Multiple tensions afflict state-local relationships. States often balance budgets on the backs of locals. They mandate services without funding and increasingly pre-empt local action. So, it wasn’t a surprise to us to see the 2017 Michigan Public Policy Survey reveal that nearly half of local officials surveyed rated their relationship with the state as either poor (13 percent) or fair (36 percent).
But we did wonder why the dreariest assessment of state-local relations came from counties. When researchers at the Center for Local, State and Urban Policy at the University of Michigan, disaggregated the survey results, it found 19 percent of county officials rated their relations with the state as poor and 41 percent said fair.
We asked Steve Currie, executive director of the Michigan Association of Counties, why he thought counties appeared to have the worst relationship with state officials.
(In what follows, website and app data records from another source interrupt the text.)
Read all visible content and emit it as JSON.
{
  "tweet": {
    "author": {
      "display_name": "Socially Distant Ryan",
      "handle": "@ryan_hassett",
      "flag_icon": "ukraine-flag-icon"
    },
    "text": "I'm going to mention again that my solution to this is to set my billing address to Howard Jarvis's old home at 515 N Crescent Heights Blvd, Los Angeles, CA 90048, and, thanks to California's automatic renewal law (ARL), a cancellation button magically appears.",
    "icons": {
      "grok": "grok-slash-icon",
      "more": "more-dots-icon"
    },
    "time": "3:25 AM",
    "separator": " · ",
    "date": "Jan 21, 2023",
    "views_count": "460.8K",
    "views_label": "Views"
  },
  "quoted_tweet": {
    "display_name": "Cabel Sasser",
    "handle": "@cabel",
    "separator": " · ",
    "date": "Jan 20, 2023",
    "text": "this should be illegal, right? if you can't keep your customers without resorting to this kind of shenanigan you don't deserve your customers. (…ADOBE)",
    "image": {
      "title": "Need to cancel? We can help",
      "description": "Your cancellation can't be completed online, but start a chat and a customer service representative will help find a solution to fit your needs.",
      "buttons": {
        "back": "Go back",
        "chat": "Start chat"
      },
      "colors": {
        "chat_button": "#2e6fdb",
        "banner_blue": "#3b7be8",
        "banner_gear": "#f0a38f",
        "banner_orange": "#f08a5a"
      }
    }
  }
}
His answer focused on money.
Counties have more mandated services than other forms of local government. That means that when property taxes are capped (as they have been in Michigan) or when tax exemptions reduce local revenue (as they do in Michigan), the pain is greater.
Currie believes some of the problem boils down to structural issues. Cities and townships get constitutional revenue sharing from the state, whereas counties don’t have that protection. At the same time, he says counties have more limited revenue raising capability for themselves.
Was he surprised by the results of the survey? “I talk to county commissioners every day. The angst wasn’t surprising to me, but I was a little surprised to see that other levels of government weren’t quite as frustrated as our county folks,” he told us.
County frustration, which we hear about all the time, comes partly from being poorly understood. The Michigan Association of Counties has produced a web page to fix that problem, but it still grates.
We hear about the plight of misunderstood counties all the time. “Everyone knows what a downtown area of a city is and what services are provided,” says Currie. “Counties deal with the services that people don’t want to think about until they have to – local public health, community mental health, court systems and jails.
“These are all very expensive to provide. You don’t think about them until you need them.”